“Blog and post pictures!” my family and friends have said. “All this waiting to see your new CoachHouse, and you haven’t blogged to post the finished pictures!” It reminded me of a story from my Dad.
Dad was a young man during the “Great Depression”, finding work where he could, including washing dishes at a restaurant in Houston (he later became a math teacher). He loved whipped cream—I don’t mean the plastic tubs of artificial whipping cream at the grocer—I mean REAL whipped cream.
So there he was, the new late-night dishwasher, and there it was, a mixing bowl almost full of restaurant “home-made” whipping cream. He looked at this discarded leftover from the day’s dollops on pies and puddings; an atypical extravagance of the depression era—whipping cream does not keep. After confirming it was to be thrown out and bowl washed, he sat down and ate the entire mixing bowl of whipping cream—based on REAL heavy cream. It was wonderful! He got sick, really sick, all night long. He said it was years before he could eat whipped cream.
The CoachHouse became my whipped cream. And only now, after a few weeks away, am I ready to say how WONDERFULLY it turned out, and how exciting it will be to have it as our next winter’s “home away from home”. Only these few weeks later am I ready to think about what a wonderful base “camp” it will be, complete with washer/dryer, tub and kitchenette for winter camping throughout central and west Texas.
Next winter I’ll enjoy sitting at my CoachHouse desk and blogging about winter birding and hiking and all things RGV. Next winter I’ll share more about the extraordinary neighbors, experts in full-time RVing, in birding, in photography, and in passionately pursuing their various interests in the great outdoors.
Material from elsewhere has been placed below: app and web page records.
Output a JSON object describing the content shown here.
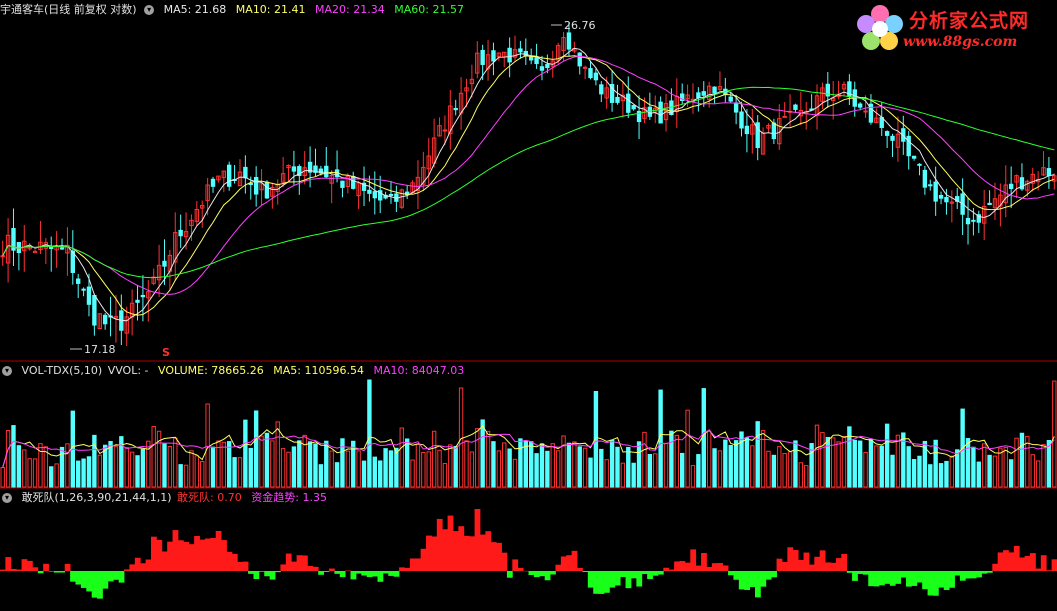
{
  "colors": {
    "bg": "#000000",
    "up": "#ff3232",
    "down": "#54ffff",
    "ma5": "#e8e8e8",
    "ma10": "#ffff66",
    "ma20": "#ff40ff",
    "ma60": "#30ff30",
    "divider": "#b00000",
    "pos": "#ff1a1a",
    "neg": "#1aff1a"
  },
  "price_panel": {
    "title": "宇通客车(日线 前复权 对数)",
    "ma5": "MA5: 21.68",
    "ma10": "MA10: 21.41",
    "ma20": "MA20: 21.34",
    "ma60": "MA60: 21.57",
    "high_label": "26.76",
    "low_label": "17.18",
    "marker": "S"
  },
  "volume_panel": {
    "title": "VOL-TDX(5,10)",
    "vvol": "VVOL: -",
    "volume": "VOLUME: 78665.26",
    "ma5": "MA5: 110596.54",
    "ma10": "MA10: 84047.03"
  },
  "indicator_panel": {
    "title": "敢死队(1,26,3,90,21,44,1,1)",
    "gsd": "敢死队: 0.70",
    "fund": "资金趋势: 1.35"
  },
  "logo": {
    "name": "分析家公式网",
    "url": "www.88gs.com",
    "icon": "flower-logo-icon"
  },
  "chart_data": {
    "type": "candlestick",
    "price_range": [
      17.18,
      26.76
    ],
    "high": 26.76,
    "low": 17.18,
    "close_anchors": [
      [
        0,
        19.8
      ],
      [
        8,
        19.7
      ],
      [
        12,
        19.6
      ],
      [
        16,
        18.3
      ],
      [
        20,
        17.9
      ],
      [
        24,
        18.2
      ],
      [
        28,
        18.8
      ],
      [
        32,
        19.9
      ],
      [
        36,
        20.7
      ],
      [
        40,
        21.4
      ],
      [
        44,
        21.6
      ],
      [
        48,
        21.1
      ],
      [
        52,
        21.5
      ],
      [
        56,
        21.8
      ],
      [
        60,
        21.6
      ],
      [
        64,
        21.3
      ],
      [
        68,
        21.0
      ],
      [
        72,
        20.8
      ],
      [
        76,
        21.3
      ],
      [
        80,
        22.4
      ],
      [
        84,
        23.6
      ],
      [
        88,
        24.8
      ],
      [
        92,
        25.1
      ],
      [
        96,
        24.9
      ],
      [
        100,
        24.4
      ],
      [
        104,
        25.8
      ],
      [
        108,
        24.5
      ],
      [
        112,
        23.8
      ],
      [
        116,
        23.5
      ],
      [
        120,
        23.1
      ],
      [
        124,
        23.4
      ],
      [
        128,
        23.8
      ],
      [
        132,
        24.1
      ],
      [
        136,
        23.3
      ],
      [
        140,
        22.5
      ],
      [
        144,
        22.9
      ],
      [
        148,
        23.2
      ],
      [
        152,
        23.8
      ],
      [
        156,
        23.9
      ],
      [
        160,
        23.2
      ],
      [
        164,
        22.8
      ],
      [
        168,
        22.0
      ],
      [
        172,
        21.2
      ],
      [
        176,
        20.7
      ],
      [
        180,
        20.4
      ],
      [
        184,
        20.9
      ],
      [
        188,
        21.4
      ],
      [
        192,
        21.6
      ],
      [
        195,
        21.68
      ]
    ],
    "series": [
      {
        "name": "MA5",
        "value": 21.68
      },
      {
        "name": "MA10",
        "value": 21.41
      },
      {
        "name": "MA20",
        "value": 21.34
      },
      {
        "name": "MA60",
        "value": 21.57
      }
    ],
    "volume": {
      "last": 78665.26,
      "ma5": 110596.54,
      "ma10": 84047.03
    },
    "indicator": {
      "gsd": 0.7,
      "fund_trend": 1.35
    }
  }
}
A neighborhood of strong people with gentle souls, that in true western style, can be counted on to “be there” for each other (that is for five or six months out of the year).
For now, it feels good to be home. Roof repaired, plumbing leak fixed, washer running, and planning our next trip—summertime in the great northwest.
But I think you’ll like the CoachHouse pictures:
Thee 5'6" kitchen counter, sans fridge and microwave, now installed (note the access door behind fridge space--access to a "shorty" hot water heater).
The bathroom and washer/dryer closet to the right of the sink:
The "living room" space that awaits futon and his/hers laptop desks:
The view from the front gate, and biking trail to Bentsen State Park and the World Birding Center:
The entrance to Bentsen:
To new beginnings, near and far, and blogs about the days to come.